# Designing RLC circuits at specific frequencies for teaching use

I need help designing simple circuits that resonate around specific frequencies. Basically I am looking for recommendations as to what size capacitor, inductor, and resistors I should get. Sorry if this is not the right forum - I am new to all of this!

We will use them to model neuronal resonance in an undergrad course. Each student group would get a breadboard + components, simple audio / function generator (adjusting input frequency) and measure resulting AC voltage with a multimeter. They will estimate the resonant frequency range by noting which input frequency produces the highest voltage response on the multimeter, and then change out components of the circuit to see how their properties affect this output.

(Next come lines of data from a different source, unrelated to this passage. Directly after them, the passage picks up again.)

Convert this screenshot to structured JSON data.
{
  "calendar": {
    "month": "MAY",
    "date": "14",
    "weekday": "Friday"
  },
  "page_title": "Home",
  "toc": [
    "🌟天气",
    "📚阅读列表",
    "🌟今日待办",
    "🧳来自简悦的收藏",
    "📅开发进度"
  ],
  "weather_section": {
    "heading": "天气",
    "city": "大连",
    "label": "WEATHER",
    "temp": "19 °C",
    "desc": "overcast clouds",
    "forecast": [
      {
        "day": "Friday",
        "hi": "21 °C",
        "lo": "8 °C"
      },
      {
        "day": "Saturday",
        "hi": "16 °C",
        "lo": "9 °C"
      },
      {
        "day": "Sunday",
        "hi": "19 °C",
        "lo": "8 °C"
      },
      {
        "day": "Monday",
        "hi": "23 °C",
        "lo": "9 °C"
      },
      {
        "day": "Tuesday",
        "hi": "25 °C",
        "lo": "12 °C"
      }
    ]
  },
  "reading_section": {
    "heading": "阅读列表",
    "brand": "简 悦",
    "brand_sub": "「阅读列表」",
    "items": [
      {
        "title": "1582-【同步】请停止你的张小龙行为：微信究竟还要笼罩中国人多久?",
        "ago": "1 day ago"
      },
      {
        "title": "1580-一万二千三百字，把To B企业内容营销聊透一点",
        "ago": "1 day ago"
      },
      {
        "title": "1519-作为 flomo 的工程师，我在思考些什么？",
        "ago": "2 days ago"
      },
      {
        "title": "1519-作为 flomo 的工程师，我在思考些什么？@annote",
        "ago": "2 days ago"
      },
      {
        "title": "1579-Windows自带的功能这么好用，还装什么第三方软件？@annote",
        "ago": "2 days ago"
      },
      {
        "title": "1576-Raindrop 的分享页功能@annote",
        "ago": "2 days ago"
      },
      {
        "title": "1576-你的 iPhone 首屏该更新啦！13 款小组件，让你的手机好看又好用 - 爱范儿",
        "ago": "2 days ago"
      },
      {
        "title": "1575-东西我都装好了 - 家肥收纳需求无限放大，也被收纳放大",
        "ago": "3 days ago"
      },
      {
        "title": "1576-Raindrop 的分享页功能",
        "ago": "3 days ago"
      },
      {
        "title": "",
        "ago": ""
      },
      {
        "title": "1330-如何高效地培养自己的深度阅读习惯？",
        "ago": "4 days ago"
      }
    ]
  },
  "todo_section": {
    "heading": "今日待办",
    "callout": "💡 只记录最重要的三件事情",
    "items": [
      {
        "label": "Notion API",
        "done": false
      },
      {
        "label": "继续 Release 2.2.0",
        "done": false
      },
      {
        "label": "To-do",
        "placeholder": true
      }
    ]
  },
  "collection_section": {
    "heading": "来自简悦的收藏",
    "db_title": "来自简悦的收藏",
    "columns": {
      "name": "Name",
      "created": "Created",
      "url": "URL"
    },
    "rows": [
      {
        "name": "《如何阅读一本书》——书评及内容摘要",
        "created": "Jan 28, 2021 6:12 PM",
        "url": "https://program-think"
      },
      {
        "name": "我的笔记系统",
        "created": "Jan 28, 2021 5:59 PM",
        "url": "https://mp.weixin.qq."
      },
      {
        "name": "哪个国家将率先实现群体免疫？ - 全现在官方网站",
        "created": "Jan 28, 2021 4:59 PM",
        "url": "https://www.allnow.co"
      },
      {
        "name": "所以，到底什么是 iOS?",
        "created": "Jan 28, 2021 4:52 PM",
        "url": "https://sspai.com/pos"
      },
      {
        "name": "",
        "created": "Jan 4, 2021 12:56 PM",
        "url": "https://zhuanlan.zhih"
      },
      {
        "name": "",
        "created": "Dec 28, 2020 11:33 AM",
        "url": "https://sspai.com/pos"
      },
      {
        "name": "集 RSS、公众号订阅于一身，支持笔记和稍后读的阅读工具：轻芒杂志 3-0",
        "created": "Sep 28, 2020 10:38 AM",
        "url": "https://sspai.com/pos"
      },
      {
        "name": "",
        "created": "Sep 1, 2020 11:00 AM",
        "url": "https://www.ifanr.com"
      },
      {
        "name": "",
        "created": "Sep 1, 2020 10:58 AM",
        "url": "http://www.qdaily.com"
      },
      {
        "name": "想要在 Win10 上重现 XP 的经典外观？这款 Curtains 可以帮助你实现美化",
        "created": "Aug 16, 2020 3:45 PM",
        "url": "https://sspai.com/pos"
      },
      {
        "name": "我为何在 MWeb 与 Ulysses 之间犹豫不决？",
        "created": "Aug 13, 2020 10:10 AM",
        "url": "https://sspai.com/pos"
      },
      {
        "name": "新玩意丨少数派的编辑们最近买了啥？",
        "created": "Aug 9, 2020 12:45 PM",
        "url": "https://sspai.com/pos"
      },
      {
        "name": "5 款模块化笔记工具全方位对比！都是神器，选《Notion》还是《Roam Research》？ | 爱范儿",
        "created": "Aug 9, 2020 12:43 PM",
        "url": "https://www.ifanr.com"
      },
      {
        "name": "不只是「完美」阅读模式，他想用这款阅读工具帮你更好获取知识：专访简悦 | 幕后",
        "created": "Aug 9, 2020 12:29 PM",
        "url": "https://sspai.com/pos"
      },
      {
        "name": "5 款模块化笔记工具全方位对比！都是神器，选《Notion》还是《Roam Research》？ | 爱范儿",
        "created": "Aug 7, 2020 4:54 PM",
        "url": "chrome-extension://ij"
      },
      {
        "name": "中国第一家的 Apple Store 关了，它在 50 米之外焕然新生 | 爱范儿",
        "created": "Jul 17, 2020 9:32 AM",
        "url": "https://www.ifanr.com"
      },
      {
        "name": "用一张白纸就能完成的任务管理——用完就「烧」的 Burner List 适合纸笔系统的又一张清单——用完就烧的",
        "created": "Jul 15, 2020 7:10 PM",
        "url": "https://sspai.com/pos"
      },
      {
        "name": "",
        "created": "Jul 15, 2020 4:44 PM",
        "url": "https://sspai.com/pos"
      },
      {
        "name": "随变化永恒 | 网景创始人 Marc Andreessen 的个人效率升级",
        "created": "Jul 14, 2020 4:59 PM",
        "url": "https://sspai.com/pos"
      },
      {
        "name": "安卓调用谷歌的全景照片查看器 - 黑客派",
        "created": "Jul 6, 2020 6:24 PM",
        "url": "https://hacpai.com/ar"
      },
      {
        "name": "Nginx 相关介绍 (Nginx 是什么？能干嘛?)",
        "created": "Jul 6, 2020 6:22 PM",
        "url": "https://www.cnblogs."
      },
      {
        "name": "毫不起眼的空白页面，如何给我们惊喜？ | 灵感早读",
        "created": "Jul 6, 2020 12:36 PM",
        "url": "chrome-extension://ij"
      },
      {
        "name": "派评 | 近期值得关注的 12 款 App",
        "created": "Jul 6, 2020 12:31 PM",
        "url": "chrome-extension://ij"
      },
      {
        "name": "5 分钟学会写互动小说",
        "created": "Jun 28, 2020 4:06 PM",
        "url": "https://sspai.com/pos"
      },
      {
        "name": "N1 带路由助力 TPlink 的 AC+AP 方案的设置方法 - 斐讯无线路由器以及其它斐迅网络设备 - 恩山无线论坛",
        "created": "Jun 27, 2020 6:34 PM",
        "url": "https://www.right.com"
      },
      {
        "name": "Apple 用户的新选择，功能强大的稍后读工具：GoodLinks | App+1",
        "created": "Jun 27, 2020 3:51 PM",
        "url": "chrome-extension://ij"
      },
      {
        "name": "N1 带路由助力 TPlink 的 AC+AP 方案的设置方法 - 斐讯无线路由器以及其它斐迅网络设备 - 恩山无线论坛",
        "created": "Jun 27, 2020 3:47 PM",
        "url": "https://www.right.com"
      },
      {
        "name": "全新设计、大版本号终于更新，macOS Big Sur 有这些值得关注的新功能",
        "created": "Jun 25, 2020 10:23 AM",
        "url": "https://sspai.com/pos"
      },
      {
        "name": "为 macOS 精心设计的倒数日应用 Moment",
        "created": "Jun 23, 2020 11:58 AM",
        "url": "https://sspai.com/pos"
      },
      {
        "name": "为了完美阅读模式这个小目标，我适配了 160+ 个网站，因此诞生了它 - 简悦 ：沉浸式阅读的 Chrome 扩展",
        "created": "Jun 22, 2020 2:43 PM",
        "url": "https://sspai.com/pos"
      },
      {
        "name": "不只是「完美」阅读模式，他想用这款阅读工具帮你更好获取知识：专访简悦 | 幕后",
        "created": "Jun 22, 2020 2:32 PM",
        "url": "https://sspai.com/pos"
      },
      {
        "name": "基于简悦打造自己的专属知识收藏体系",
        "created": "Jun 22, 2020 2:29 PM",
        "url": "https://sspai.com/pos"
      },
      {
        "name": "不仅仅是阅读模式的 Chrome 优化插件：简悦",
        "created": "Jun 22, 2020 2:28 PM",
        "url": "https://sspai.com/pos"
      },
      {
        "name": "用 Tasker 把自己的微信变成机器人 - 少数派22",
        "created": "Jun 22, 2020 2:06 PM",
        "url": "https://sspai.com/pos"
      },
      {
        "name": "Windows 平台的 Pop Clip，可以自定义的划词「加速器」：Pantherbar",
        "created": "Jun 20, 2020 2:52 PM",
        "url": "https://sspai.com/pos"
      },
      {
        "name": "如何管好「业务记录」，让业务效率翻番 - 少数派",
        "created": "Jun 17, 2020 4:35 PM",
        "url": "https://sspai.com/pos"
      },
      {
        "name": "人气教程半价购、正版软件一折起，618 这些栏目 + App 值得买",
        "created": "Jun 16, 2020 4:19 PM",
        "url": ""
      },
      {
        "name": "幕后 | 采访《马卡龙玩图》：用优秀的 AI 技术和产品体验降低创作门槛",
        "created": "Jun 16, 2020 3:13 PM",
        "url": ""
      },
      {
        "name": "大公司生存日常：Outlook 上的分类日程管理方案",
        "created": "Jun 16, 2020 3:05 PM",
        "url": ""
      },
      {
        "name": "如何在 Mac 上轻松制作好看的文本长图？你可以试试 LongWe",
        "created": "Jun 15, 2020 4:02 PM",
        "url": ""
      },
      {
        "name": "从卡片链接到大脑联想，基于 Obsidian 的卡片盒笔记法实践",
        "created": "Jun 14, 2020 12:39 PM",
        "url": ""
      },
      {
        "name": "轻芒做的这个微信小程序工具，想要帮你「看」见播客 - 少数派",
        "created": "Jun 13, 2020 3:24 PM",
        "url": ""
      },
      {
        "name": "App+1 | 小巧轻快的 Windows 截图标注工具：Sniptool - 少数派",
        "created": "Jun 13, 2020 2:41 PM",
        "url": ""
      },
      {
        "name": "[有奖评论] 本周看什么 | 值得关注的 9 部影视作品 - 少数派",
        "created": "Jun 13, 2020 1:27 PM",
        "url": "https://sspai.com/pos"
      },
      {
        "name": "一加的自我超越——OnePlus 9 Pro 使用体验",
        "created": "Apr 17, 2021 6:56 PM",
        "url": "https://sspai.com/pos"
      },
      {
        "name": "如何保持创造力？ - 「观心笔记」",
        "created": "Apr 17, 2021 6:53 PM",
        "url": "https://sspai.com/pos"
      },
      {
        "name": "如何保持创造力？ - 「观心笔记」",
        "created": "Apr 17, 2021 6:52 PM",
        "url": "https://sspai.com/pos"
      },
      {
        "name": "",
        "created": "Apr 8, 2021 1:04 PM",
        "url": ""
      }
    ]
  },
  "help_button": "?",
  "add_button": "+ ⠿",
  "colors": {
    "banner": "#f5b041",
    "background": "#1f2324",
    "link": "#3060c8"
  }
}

I was hoping to create circuits that resonate around 8 Hz, 16 Hz, and anywhere between 30-35 Hz. These don't have to be exact.

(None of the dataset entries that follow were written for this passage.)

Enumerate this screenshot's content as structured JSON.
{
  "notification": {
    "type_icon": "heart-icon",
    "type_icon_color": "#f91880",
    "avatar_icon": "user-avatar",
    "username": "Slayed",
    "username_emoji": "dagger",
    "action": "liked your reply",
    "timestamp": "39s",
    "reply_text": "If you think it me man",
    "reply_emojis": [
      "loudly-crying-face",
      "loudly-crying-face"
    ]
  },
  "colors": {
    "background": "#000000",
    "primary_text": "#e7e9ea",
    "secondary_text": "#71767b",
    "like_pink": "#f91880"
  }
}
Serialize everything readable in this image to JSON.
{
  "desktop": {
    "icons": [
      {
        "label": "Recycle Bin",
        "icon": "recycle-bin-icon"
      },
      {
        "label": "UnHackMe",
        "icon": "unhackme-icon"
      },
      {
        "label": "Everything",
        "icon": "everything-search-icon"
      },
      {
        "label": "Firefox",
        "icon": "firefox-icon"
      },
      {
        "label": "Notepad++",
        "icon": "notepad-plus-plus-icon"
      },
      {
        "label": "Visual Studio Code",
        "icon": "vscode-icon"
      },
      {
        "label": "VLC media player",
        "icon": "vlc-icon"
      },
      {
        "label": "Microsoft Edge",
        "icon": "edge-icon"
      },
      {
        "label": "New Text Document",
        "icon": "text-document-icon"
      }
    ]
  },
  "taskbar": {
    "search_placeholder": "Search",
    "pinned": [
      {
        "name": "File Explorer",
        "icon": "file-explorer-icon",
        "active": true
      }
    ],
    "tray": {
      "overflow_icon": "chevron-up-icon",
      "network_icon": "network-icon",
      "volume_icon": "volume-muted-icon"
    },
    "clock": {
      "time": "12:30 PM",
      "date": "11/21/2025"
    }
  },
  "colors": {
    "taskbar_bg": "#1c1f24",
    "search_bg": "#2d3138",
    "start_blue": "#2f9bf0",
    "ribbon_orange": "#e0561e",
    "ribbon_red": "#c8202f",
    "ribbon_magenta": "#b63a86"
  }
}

Assuming that you have an $$RLC$$ circuit, the resonant frequency will be $$f_0 = \frac{1}{2\pi\sqrt{LC}}$$ so, theoretically, you can pick either $$L$$ or $$C$$ arbitrarily and then calculate the other for a given resonant frequency.
Unfortunately, you want circuits that are resonant at low frequencies. For reasonable values of $$C$$ you will need very large $$L$$. As an example of something similar you could look at the crossover networks used with subwoofer speakers. In the real world, high-value inductors also tend to have a high parasitic resistance, because they are made with many turns of wire. This will tend to make the resonance appear less ideal.
If you have an audio generator or function generator you may not be able to drive the low impedances that you will get at resonance. You will need $$R$$ to be at least 50Ω, perhaps several hundred ohms. For students to be able to observe a significant change in behavior at resonance, the total impedance of the $$RLC$$ should be significantly greater than $$R$$ when close, but not at, resonance. This will also push you to large inductors.